ASSIGNMENT
Taking the data below line by line, count those that include the word "this" and report the number alone.

[Data records for software interfaces]

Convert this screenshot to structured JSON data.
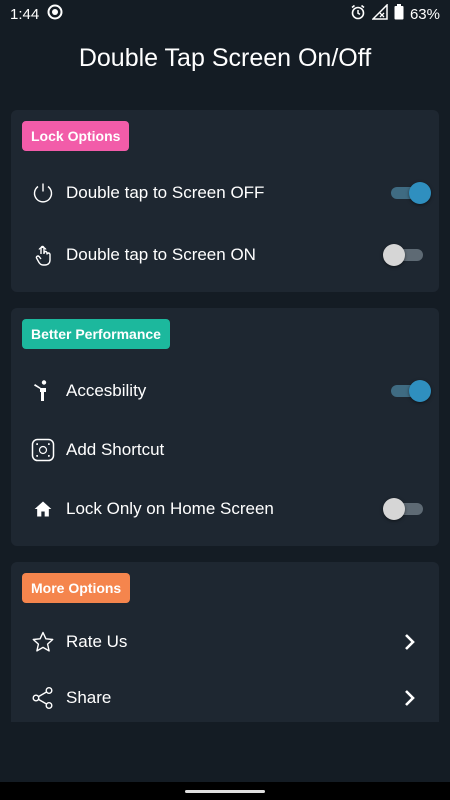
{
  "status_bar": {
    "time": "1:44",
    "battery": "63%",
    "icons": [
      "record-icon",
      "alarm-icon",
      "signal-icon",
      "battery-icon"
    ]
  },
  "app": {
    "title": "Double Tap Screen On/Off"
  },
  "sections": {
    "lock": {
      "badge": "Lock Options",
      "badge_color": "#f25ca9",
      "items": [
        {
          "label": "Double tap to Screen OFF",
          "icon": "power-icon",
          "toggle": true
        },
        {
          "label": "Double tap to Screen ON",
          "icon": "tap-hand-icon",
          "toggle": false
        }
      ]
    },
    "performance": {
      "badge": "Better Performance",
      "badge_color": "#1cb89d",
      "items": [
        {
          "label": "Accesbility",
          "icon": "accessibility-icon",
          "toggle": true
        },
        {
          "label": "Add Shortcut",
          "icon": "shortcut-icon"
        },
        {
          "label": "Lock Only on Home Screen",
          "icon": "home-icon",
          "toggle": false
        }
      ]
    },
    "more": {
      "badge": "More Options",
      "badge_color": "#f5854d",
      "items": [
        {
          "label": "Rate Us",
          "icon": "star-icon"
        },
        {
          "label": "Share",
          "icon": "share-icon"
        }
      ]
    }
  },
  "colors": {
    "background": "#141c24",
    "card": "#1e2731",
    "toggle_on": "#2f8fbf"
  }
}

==

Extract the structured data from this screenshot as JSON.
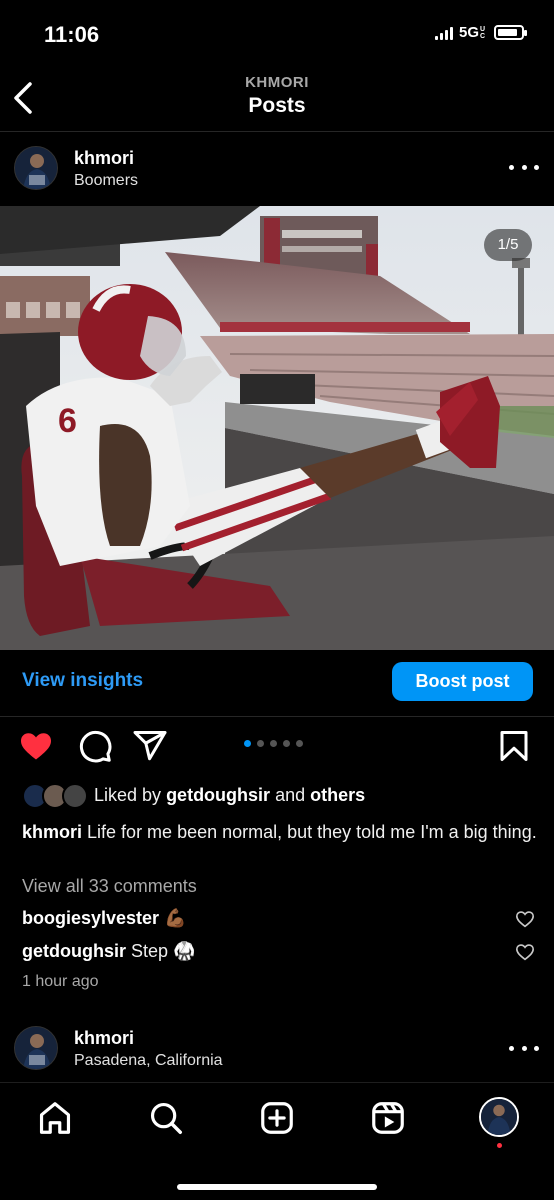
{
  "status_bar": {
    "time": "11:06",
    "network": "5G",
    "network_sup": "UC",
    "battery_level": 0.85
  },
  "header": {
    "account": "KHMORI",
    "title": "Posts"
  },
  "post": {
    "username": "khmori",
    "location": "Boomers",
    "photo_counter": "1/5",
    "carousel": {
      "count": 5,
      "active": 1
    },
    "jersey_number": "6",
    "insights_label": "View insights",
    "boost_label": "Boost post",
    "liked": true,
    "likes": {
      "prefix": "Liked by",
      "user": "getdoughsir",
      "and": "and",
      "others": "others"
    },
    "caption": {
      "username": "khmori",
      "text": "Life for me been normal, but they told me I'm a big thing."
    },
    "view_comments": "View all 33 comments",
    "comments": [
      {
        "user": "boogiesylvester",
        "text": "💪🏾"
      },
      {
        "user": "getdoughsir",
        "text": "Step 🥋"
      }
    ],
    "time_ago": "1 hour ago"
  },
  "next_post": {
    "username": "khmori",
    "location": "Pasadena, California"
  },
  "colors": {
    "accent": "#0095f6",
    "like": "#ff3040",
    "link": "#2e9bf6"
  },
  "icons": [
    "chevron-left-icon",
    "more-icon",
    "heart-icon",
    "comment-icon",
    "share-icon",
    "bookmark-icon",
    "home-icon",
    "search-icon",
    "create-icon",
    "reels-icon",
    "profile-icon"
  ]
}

YOUR RESPONSE
2